“I would fly out to LA and he would fly out to Waco, and we would spend the weekends writing,” Andrews said. “When I graduated, I just knew that I had to get out to LA, so that’s what I did.”

Andrews describes “The Houses October Built” and its sequel as Halloween adventure movies and love letters to the spirit of Halloween. “The Houses October Built” premiered Oct. 10, 2014, and the sequel came out Sept. 22.

“Our recommended path for seeing this movie and enjoying this movie is go to your local haunted house and [then] go check out the film,” Andrews said.

Growing up loving horror films such as “The Shining” and being influenced by writers like Stephen King, Andrews gifts his audience a treat that is no trick for the Halloween season.

“It’s funny because Bobby and I went to high school together and during the Halloween season we would go to a horror film and then we would go to a Halloween haunted house,” Andrews said.

“The Houses October Built” is about five friends who, while looking for the best haunted house, are stalked by ominous characters. Both movies combine authentic interviews from real people at haunted houses with the movie’s narrative. This type of filmmaking and directing blurs the line between reality and falsity, making the film increasingly frightening.

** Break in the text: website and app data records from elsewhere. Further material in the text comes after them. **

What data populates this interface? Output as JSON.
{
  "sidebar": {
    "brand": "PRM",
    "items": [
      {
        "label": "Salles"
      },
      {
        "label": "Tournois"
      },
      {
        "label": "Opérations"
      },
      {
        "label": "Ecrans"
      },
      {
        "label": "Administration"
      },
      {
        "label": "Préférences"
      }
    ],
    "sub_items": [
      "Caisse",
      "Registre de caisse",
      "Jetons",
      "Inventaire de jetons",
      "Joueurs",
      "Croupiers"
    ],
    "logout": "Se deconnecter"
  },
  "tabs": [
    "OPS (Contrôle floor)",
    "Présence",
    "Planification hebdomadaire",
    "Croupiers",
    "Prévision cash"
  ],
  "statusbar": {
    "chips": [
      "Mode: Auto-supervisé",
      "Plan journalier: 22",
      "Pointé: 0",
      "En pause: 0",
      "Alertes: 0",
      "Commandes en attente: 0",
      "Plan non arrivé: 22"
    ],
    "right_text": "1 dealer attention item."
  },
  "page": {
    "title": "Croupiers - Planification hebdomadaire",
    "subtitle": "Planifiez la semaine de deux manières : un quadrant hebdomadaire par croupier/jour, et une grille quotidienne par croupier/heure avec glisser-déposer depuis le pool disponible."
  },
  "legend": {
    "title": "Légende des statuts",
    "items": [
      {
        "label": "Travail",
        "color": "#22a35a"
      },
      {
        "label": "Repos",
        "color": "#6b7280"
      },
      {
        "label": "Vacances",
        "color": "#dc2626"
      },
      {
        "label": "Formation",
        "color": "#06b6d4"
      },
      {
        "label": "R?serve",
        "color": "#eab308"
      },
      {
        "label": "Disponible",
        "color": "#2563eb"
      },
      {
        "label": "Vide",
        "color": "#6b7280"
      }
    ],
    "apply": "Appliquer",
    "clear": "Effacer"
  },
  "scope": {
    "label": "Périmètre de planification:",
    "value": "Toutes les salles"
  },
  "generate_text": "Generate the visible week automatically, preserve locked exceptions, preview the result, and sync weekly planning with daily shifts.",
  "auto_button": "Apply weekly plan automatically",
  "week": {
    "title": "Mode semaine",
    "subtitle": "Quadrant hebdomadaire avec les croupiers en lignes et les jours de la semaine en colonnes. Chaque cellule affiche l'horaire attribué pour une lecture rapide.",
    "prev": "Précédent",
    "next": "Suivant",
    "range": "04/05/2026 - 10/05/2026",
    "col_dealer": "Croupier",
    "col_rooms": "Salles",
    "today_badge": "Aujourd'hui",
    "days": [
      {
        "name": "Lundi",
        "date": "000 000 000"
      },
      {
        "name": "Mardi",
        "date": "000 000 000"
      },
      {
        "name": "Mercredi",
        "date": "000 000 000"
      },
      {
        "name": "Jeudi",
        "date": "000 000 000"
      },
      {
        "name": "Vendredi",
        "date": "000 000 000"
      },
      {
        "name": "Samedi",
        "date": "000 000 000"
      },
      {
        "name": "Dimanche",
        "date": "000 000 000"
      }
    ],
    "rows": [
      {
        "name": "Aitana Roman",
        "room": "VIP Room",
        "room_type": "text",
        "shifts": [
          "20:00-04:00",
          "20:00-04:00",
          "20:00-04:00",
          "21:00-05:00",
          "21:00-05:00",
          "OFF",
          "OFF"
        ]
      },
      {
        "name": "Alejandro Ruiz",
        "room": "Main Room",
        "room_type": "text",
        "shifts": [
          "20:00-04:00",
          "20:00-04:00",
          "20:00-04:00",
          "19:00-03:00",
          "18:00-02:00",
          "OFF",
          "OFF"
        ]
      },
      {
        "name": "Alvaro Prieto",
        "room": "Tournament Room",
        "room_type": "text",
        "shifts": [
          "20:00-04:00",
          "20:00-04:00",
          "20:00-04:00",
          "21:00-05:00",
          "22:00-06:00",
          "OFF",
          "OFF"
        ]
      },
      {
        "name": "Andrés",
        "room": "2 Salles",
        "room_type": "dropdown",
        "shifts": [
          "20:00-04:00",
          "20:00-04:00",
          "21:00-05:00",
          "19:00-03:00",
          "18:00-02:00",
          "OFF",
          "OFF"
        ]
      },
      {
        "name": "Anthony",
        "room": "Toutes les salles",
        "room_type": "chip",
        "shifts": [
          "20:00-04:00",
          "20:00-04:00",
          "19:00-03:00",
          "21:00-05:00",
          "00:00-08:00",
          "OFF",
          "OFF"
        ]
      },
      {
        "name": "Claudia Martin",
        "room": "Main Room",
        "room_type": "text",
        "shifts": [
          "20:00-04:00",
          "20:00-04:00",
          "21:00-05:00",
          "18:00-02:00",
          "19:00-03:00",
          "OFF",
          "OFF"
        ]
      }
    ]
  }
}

“A big part of our process is being authentic, going to haunted houses and interviewing real people,” Andrews said. “We let our narrative weave through that while still being as authentic as possible. From the feedback of fans, [having real people with a scripted narrative] is our unique angle.”

Along with writing the screenplay, conducting interviews and acting in the film, Andrews produced both movies. Andrews described the experience of wearing many hats while filming.

“As a producer, you are in charge of everything,” Andrews said. “A joke is that producers don’t do anything because they do everything. Every aspect of it is your project that you must make sure is that it starts and finishes. And I love that role — that is probably my favorite role in the process.”

“The Houses October Built 2” is a continuation of the abruptly ended part 1. Andrews said his greatest reward is moments of completion and meeting fans during their press tour.

“What is even more rewarding for this movie is knowing that people were waiting for this sequel,” Andrews said. “When they heard it was released, they were hitting me up on social media just talking about the first movie and how glad and excited they are that were making a second one.”

Andrews gave advice for those aspiring to work in the film industry.

“If you are going to make it, it just has to be your life,” Andrews said. “You have to sacrifice.”

You can watch “The Houses October Made 2” in Waco. Buy your tickets here.